“I’ve gotten several phone calls as a head coach, unfortunately, but this one was one of the harder ones,” Rivera said. “… He really is more than just a football player. He is really a heck of a young man.”

The coach said he was watching film of Robinson when he got the call about the shooting. He immediately told Jordan, and the two drove together to the hospital.

Before practice Monday morning, Rivera brought his players together for a team meeting to talk about Robinson and the incident. He asked players to “do the best they could” in practice that morning, and he came away pleased by their effort.

“You never want to see something like that happen,” defensive tackle Jonathan Allen said. “By the grace of God, he’s okay. Non-life-threatening [injuries], and he’s going to be okay. That’s the most important thing right now.”

Allen said he heard the news through his brother, then went on social media to see the headlines and additional news of the shooting. Wide receiver Terry McLaurin, who has been somewhat of a mentor to Robinson over the past few months, said he also saw the news on social media and his immediate thought was whether Robinson was okay.

“Once we found that out, that it was not life-threatening injuries, I just started praying for him and his recovery, not just physically but mentally,” McLaurin said. “You can’t really predict it, so it seems like situations like this or some of the things that we’ve been through as a team over the last couple of years came out of nowhere. It’s hard to just predict stuff like that that’s happening. But when it does happen, we try to come together. We try to reach out to the people who are affected. I’m a big believer in prayer. So I’ll continue to pray for those people in those situations.”

Quarterback Carson Wentz heard the news in a group text with his offensive linemen, then reached out to Rivera for more information.

“It caught us all off guard yesterday on an off day [from team activities],” Wentz said. “… It’s a wake-up call to everybody. There are real-life problems out there in this world, but thankfully Brian’s doing well, I’m told, and I look forward to seeing him.”

Rivera said that, in talking with others on the Commanders staff, he could “feel the anger swelling up” about Robinson’s situation and about gun violence in the United States.
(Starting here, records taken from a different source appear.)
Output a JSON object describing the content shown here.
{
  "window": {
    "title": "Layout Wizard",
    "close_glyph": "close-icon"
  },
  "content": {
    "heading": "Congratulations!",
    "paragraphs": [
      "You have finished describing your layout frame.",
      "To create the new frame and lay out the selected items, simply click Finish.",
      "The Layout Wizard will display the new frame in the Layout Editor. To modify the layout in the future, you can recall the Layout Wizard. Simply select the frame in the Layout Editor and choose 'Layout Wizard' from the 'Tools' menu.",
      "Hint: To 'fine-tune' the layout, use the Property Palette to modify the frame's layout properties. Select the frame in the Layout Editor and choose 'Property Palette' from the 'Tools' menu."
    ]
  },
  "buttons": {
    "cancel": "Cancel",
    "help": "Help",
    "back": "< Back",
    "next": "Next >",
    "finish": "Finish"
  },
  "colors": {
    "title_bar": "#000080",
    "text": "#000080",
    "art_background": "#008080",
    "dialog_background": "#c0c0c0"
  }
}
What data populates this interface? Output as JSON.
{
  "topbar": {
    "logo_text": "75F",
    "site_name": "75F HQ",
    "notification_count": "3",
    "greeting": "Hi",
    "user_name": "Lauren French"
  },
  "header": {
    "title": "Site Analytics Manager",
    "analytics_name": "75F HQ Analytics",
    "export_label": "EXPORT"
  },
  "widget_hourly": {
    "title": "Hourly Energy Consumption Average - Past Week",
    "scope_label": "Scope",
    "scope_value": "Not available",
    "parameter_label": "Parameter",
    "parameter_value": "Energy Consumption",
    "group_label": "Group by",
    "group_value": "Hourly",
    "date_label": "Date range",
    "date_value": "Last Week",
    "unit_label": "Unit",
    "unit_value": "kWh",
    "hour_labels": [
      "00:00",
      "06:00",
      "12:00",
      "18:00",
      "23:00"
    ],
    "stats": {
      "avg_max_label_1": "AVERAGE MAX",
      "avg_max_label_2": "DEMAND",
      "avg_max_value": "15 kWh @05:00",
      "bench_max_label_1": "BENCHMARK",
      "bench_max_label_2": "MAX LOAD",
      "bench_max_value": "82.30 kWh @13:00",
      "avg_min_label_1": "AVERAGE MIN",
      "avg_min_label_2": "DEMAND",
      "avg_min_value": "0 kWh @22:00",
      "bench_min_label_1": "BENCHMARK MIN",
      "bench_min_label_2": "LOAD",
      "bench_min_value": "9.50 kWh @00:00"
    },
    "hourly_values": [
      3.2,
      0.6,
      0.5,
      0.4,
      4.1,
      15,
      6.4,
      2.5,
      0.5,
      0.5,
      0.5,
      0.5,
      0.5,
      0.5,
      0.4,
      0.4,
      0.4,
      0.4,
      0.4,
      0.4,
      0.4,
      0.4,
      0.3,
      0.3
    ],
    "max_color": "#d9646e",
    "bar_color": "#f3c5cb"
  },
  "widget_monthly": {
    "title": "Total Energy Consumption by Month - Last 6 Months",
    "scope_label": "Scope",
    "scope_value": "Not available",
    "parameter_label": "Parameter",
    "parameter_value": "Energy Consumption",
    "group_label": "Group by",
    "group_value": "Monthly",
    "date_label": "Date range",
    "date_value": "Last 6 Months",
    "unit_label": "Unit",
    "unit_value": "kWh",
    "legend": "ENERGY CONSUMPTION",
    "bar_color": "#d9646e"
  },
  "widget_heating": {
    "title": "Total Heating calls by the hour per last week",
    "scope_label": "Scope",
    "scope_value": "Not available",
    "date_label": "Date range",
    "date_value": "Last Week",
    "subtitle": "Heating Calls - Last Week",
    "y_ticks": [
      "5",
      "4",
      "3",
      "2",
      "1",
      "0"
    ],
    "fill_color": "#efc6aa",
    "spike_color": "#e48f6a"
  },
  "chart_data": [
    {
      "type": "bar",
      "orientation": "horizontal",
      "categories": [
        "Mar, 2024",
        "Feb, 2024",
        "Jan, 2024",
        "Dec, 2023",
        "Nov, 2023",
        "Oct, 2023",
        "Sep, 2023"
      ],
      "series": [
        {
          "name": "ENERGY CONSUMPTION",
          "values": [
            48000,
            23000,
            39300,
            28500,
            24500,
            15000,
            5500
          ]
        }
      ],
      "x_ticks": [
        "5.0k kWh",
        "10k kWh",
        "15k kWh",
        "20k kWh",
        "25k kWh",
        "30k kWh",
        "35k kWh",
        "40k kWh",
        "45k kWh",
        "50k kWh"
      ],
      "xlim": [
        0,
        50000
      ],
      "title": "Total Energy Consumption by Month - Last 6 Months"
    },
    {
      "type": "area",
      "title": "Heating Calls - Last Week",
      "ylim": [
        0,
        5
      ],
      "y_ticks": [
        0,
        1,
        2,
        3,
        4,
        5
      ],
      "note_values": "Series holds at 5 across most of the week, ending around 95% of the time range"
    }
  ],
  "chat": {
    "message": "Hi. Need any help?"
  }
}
Sporting a “Wear Orange” T-shirt to support the gun violence prevention movement, he urged more discussion about gun safety and said it can’t be a partisan issue.

Brian Robinson Jr. was patient at Alabama. Next up: Commanders’ backfield.

“What we saw in this case and others is just a wanton use of a firearm that hurts somebody,” D.C. Mayor Muriel E. Bowser (D) said Monday.

The Commanders’ primary focus now is the health of their running back, whom they picked in the third round of this year’s draft after he starred at Alabama. Robinson finished his college career ranked 10th in Crimson Tide history in rushing touchdowns (29) and 11th in rushing yards (2,704). He impressed in the offseason with Washington and was on track to earn a significant role in its offense.

Rivera said the Commanders expect to receive an update on Robinson’s health and from there will discuss the best path forward for the player and the team. It is possible Washington will place him on the non-football injury list, which would require him to miss at least the first four games of the season but would allow him to play later in his rookie year, health permitting.

“Life is hard. It really is,” McLaurin said. “In our position, where … we play a kid’s game but get paid a lot of money [and have] a lot of eyes and attention on us, people kind of forget that we are still human sometimes and things do affect us on and off the field.”

He added: “We’re going through a lot of adversity, and as a leader I try to put myself in a position to make myself available to help in any way that I can.”

Lauren Lumpkin and Katie Mettler contributed to this report.